◆ **Records for the task**:
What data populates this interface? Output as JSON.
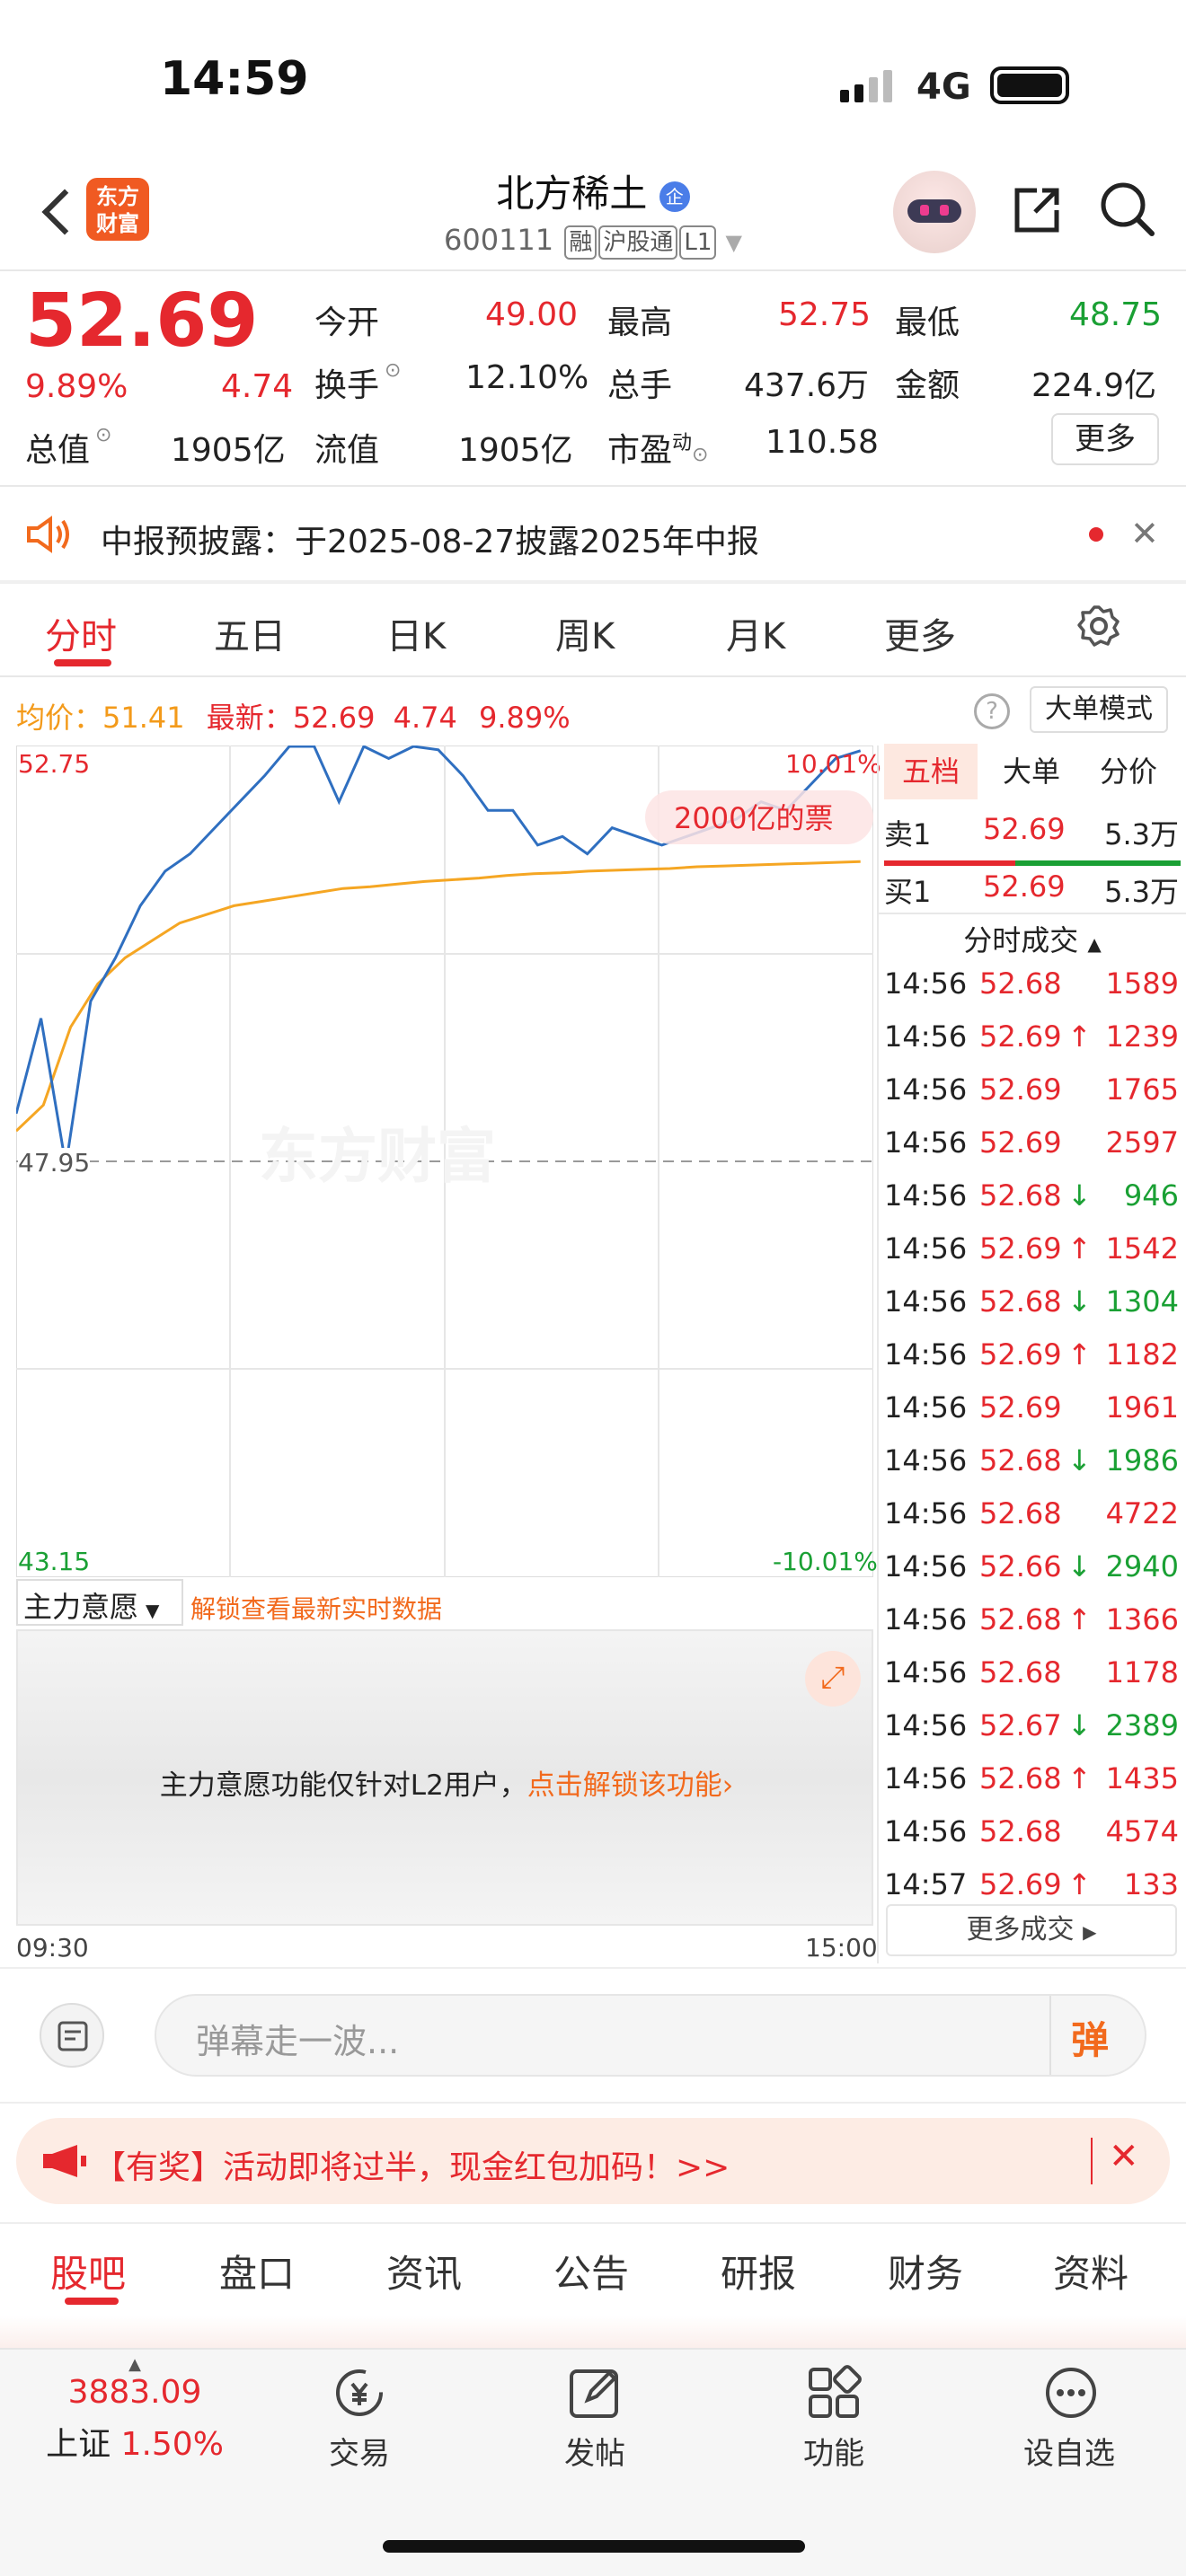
{
  "status": {
    "time": "14:59",
    "network": "4G"
  },
  "header": {
    "logo": "东方\n财富",
    "title": "北方稀土",
    "code": "600111",
    "tags": [
      "融",
      "沪股通",
      "L1"
    ]
  },
  "quote": {
    "price": "52.69",
    "pct": "9.89%",
    "chg": "4.74",
    "open_l": "今开",
    "open": "49.00",
    "high_l": "最高",
    "high": "52.75",
    "low_l": "最低",
    "low": "48.75",
    "turn_l": "换手",
    "turn": "12.10%",
    "vol_l": "总手",
    "vol": "437.6万",
    "amt_l": "金额",
    "amt": "224.9亿",
    "mcap_l": "总值",
    "mcap": "1905亿",
    "float_l": "流值",
    "float": "1905亿",
    "pe_l": "市盈",
    "pe_sup": "动",
    "pe": "110.58",
    "more": "更多"
  },
  "notice": {
    "text": "中报预披露：于2025-08-27披露2025年中报"
  },
  "tabs": [
    "分时",
    "五日",
    "日K",
    "周K",
    "月K",
    "更多"
  ],
  "chart_info": {
    "avg_l": "均价：",
    "avg": "51.41",
    "last_l": "最新：",
    "last": "52.69",
    "chg": "4.74",
    "pct": "9.89%",
    "mode": "大单模式"
  },
  "chart_data": {
    "type": "line",
    "ymax_label": "52.75",
    "ymin_label": "43.15",
    "mid_label": "47.95",
    "pct_top": "10.01%",
    "pct_bot": "-10.01%",
    "x_start": "09:30",
    "x_end": "15:00",
    "watermark": "东方财富",
    "bubble": "2000亿的票 ",
    "ylim": [
      43.15,
      52.75
    ],
    "prev_close": 47.95,
    "series": [
      {
        "values": [
          48.5,
          49.6,
          47.9,
          49.8,
          50.3,
          50.9,
          51.3,
          51.5,
          51.8,
          52.1,
          52.4,
          52.75,
          52.75,
          52.1,
          52.75,
          52.6,
          52.75,
          52.7,
          52.4,
          52.0,
          52.0,
          51.6,
          51.7,
          51.5,
          51.8,
          51.7,
          51.6,
          51.7,
          51.8,
          51.9,
          52.1,
          52.0,
          52.3,
          52.6,
          52.69
        ]
      },
      {
        "values": [
          48.3,
          48.6,
          49.5,
          50.0,
          50.3,
          50.5,
          50.7,
          50.8,
          50.9,
          50.95,
          51.0,
          51.05,
          51.1,
          51.12,
          51.15,
          51.18,
          51.2,
          51.22,
          51.25,
          51.27,
          51.28,
          51.3,
          51.31,
          51.32,
          51.33,
          51.35,
          51.36,
          51.37,
          51.38,
          51.39,
          51.4,
          51.41
        ]
      }
    ]
  },
  "book": {
    "tabs": [
      "五档",
      "大单",
      "分价"
    ],
    "sell_l": "卖1",
    "sell_p": "52.69",
    "sell_v": "5.3万",
    "buy_l": "买1",
    "buy_p": "52.69",
    "buy_v": "5.3万",
    "tick_title": "分时成交",
    "more": "更多成交"
  },
  "ticks": [
    {
      "t": "14:56",
      "p": "52.68",
      "d": "",
      "v": "1589"
    },
    {
      "t": "14:56",
      "p": "52.69",
      "d": "↑",
      "v": "1239"
    },
    {
      "t": "14:56",
      "p": "52.69",
      "d": "",
      "v": "1765"
    },
    {
      "t": "14:56",
      "p": "52.69",
      "d": "",
      "v": "2597"
    },
    {
      "t": "14:56",
      "p": "52.68",
      "d": "↓",
      "v": "946"
    },
    {
      "t": "14:56",
      "p": "52.69",
      "d": "↑",
      "v": "1542"
    },
    {
      "t": "14:56",
      "p": "52.68",
      "d": "↓",
      "v": "1304"
    },
    {
      "t": "14:56",
      "p": "52.69",
      "d": "↑",
      "v": "1182"
    },
    {
      "t": "14:56",
      "p": "52.69",
      "d": "",
      "v": "1961"
    },
    {
      "t": "14:56",
      "p": "52.68",
      "d": "↓",
      "v": "1986"
    },
    {
      "t": "14:56",
      "p": "52.68",
      "d": "",
      "v": "4722"
    },
    {
      "t": "14:56",
      "p": "52.66",
      "d": "↓",
      "v": "2940"
    },
    {
      "t": "14:56",
      "p": "52.68",
      "d": "↑",
      "v": "1366"
    },
    {
      "t": "14:56",
      "p": "52.68",
      "d": "",
      "v": "1178"
    },
    {
      "t": "14:56",
      "p": "52.67",
      "d": "↓",
      "v": "2389"
    },
    {
      "t": "14:56",
      "p": "52.68",
      "d": "↑",
      "v": "1435"
    },
    {
      "t": "14:56",
      "p": "52.68",
      "d": "",
      "v": "4574"
    },
    {
      "t": "14:57",
      "p": "52.69",
      "d": "↑",
      "v": "133"
    }
  ],
  "main_force": {
    "label": "主力意愿",
    "lock": "解锁查看最新实时数据",
    "msg": "主力意愿功能仅针对L2用户，",
    "link": "点击解锁该功能"
  },
  "danmu": {
    "placeholder": "弹幕走一波...",
    "btn": "弹"
  },
  "promo": {
    "text": "【有奖】活动即将过半，现金红包加码！>>"
  },
  "page_tabs": [
    "股吧",
    "盘口",
    "资讯",
    "公告",
    "研报",
    "财务",
    "资料"
  ],
  "bottom": {
    "index_val": "3883.09",
    "index_name": "上证",
    "index_pct": "1.50%",
    "items": [
      "交易",
      "发帖",
      "功能",
      "设自选"
    ]
  }
}
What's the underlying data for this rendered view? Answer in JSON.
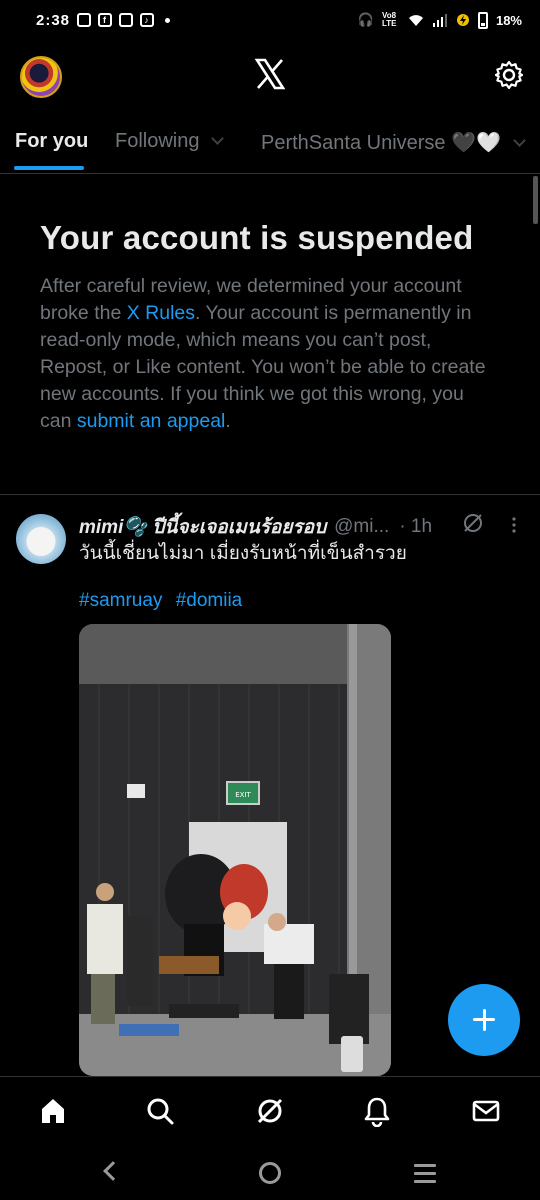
{
  "status_bar": {
    "time": "2:38",
    "app_icons": [
      "instagram-icon",
      "facebook-icon",
      "instagram-icon",
      "tiktok-icon"
    ],
    "network_label": "Vo8 LTE",
    "battery": "18%"
  },
  "header": {
    "logo": "X"
  },
  "tabs": [
    {
      "label": "For you",
      "active": true
    },
    {
      "label": "Following",
      "active": false
    },
    {
      "label": "PerthSanta Universe 🖤🤍",
      "active": false
    }
  ],
  "notice": {
    "title": "Your account is suspended",
    "body_part1": "After careful review, we determined your account broke the ",
    "rules_link": "X Rules",
    "body_part2": ". Your account is permanently in read-only mode, which means you can’t post, Repost, or Like content. You won’t be able to create new accounts. If you think we got this wrong, you can ",
    "appeal_link": "submit an appeal",
    "body_part3": "."
  },
  "post": {
    "display_name": "mimi🫧 ปีนี้จะเจอเมนร้อยรอบ",
    "handle": "@mi...",
    "time": "· 1h",
    "text": "วันนี้เชี่ยนไม่มา เมี่ยงรับหน้าที่เข็นสำรวย",
    "hashtags": [
      "#samruay",
      "#domiia"
    ],
    "exit_sign": "EXIT"
  },
  "nav": [
    "home",
    "search",
    "grok",
    "notifications",
    "messages"
  ],
  "colors": {
    "accent": "#1d9bf0",
    "background": "#000000",
    "muted_text": "#71767b",
    "primary_text": "#e7e9ea"
  }
}
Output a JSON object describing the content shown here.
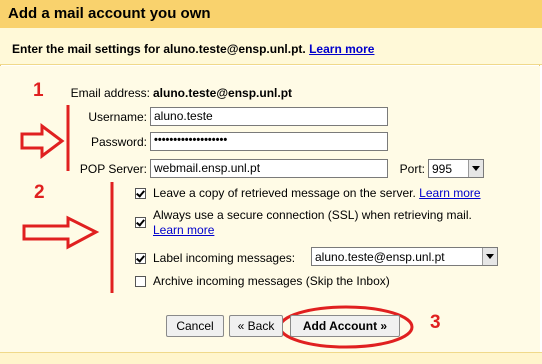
{
  "dialog": {
    "title": "Add a mail account you own",
    "subtitle": "Enter the mail settings for aluno.teste@ensp.unl.pt.",
    "learn_more": "Learn more"
  },
  "form": {
    "email_label": "Email address:",
    "email_value": "aluno.teste@ensp.unl.pt",
    "username_label": "Username:",
    "username_value": "aluno.teste",
    "password_label": "Password:",
    "password_value": "•••••••••••••••••••",
    "pop_label": "POP Server:",
    "pop_value": "webmail.ensp.unl.pt",
    "port_label": "Port:",
    "port_value": "995"
  },
  "options": {
    "leave_copy": "Leave a copy of retrieved message on the server.",
    "leave_copy_link": "Learn more",
    "ssl": "Always use a secure connection (SSL) when retrieving mail.",
    "ssl_link": "Learn more",
    "label_incoming": "Label incoming messages:",
    "label_value": "aluno.teste@ensp.unl.pt",
    "archive": "Archive incoming messages (Skip the Inbox)"
  },
  "buttons": {
    "cancel": "Cancel",
    "back": "« Back",
    "add": "Add Account »"
  },
  "annotations": {
    "n1": "1",
    "n2": "2",
    "n3": "3",
    "color": "#e02020"
  }
}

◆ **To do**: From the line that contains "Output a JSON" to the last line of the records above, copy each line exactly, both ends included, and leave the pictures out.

◆ **Solution**:
Output a JSON object describing the content shown here.
{
  "dialog": {
    "title": "Add a mail account you own",
    "subtitle": "Enter the mail settings for aluno.teste@ensp.unl.pt.",
    "learn_more": "Learn more"
  },
  "form": {
    "email_label": "Email address:",
    "email_value": "aluno.teste@ensp.unl.pt",
    "username_label": "Username:",
    "username_value": "aluno.teste",
    "password_label": "Password:",
    "password_value": "•••••••••••••••••••",
    "pop_label": "POP Server:",
    "pop_value": "webmail.ensp.unl.pt",
    "port_label": "Port:",
    "port_value": "995"
  },
  "options": {
    "leave_copy": "Leave a copy of retrieved message on the server.",
    "leave_copy_link": "Learn more",
    "ssl": "Always use a secure connection (SSL) when retrieving mail.",
    "ssl_link": "Learn more",
    "label_incoming": "Label incoming messages:",
    "label_value": "aluno.teste@ensp.unl.pt",
    "archive": "Archive incoming messages (Skip the Inbox)"
  },
  "buttons": {
    "cancel": "Cancel",
    "back": "« Back",
    "add": "Add Account »"
  },
  "annotations": {
    "n1": "1",
    "n2": "2",
    "n3": "3",
    "color": "#e02020"
  }
}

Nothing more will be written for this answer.